  15. Ohio University - Lancaster Campus slide 15 of 21Spring 2009 PSC 100 • Celestial latitude is called declination. • We do measure this angle in degrees, minutes, and seconds, of arc. • What is the declination of the north celestial pole? The south celestial pole? The celestial equator?

  16. Ohio University - Lancaster Campus slide 16 of 21 Spring 2009 PSC 100 • Do the sun and planets move through the sky along the celestial equator?

  17. Ohio University - Lancaster Campus slide 17 of 21 Spring 2009 PSC 100 Credit: astronomynotes.com

  18. Ohio University - Lancaster Campus slide 18 of 21 Spring 2009 PSC 100 • The path of the sun and planets through the sky is the ecliptic. • The ecliptic is really the earth’s orbit projected into space. • The ecliptic intersects the celestial equator at the points of the spring and fall equinoxes. • What is the angle between the celestial equator and the ecliptic? Why?

  19. Ohio University - Lancaster Campus slide 19 of 21 Spring 2009 PSC 100 • You may know the ecliptic, and the constellations along it, better as the zodiac. • How many zodiac constellations are there? • Capricornus, Aquarius, Pisces (Fall) • Aries, Taurus, Gemini (Winter) • Cancer, Leo, Virgo (Spring) • Libra, Scorpius, Sagittarius (Summer) • and…Ophiuchus? (Summer also)

  20. Ohio University - Lancaster Campus slide 20 of 21 Spring 2009 PSC 100 Credit: www.lpi.usra.edu

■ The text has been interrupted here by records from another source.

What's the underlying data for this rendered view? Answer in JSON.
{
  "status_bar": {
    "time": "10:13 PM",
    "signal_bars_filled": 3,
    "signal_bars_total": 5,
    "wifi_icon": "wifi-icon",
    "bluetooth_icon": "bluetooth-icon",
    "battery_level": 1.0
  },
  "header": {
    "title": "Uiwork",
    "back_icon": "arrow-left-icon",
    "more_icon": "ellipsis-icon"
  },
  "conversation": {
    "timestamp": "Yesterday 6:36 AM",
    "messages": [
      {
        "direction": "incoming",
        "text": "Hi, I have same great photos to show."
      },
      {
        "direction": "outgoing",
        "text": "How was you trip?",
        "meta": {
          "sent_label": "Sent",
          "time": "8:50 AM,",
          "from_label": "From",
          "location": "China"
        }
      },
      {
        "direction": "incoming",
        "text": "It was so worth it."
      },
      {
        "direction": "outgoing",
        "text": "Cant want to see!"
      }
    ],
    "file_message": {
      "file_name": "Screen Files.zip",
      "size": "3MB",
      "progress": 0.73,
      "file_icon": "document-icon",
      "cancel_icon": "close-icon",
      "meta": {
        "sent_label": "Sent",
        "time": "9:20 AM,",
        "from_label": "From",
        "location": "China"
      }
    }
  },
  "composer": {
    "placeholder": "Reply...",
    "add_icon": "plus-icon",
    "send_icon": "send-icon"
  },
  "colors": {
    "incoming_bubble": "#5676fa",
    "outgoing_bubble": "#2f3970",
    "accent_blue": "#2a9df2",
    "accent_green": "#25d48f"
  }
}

  21. Ohio University - Lancaster Campus slide 21 of 21Spring 2009 PSC 100 • Next, we’re going to investigate 2 tools that will be useful in learning your way around the night sky • a star wheel or planisphere • a constellation chart

  22. Credit: freegeographytools.com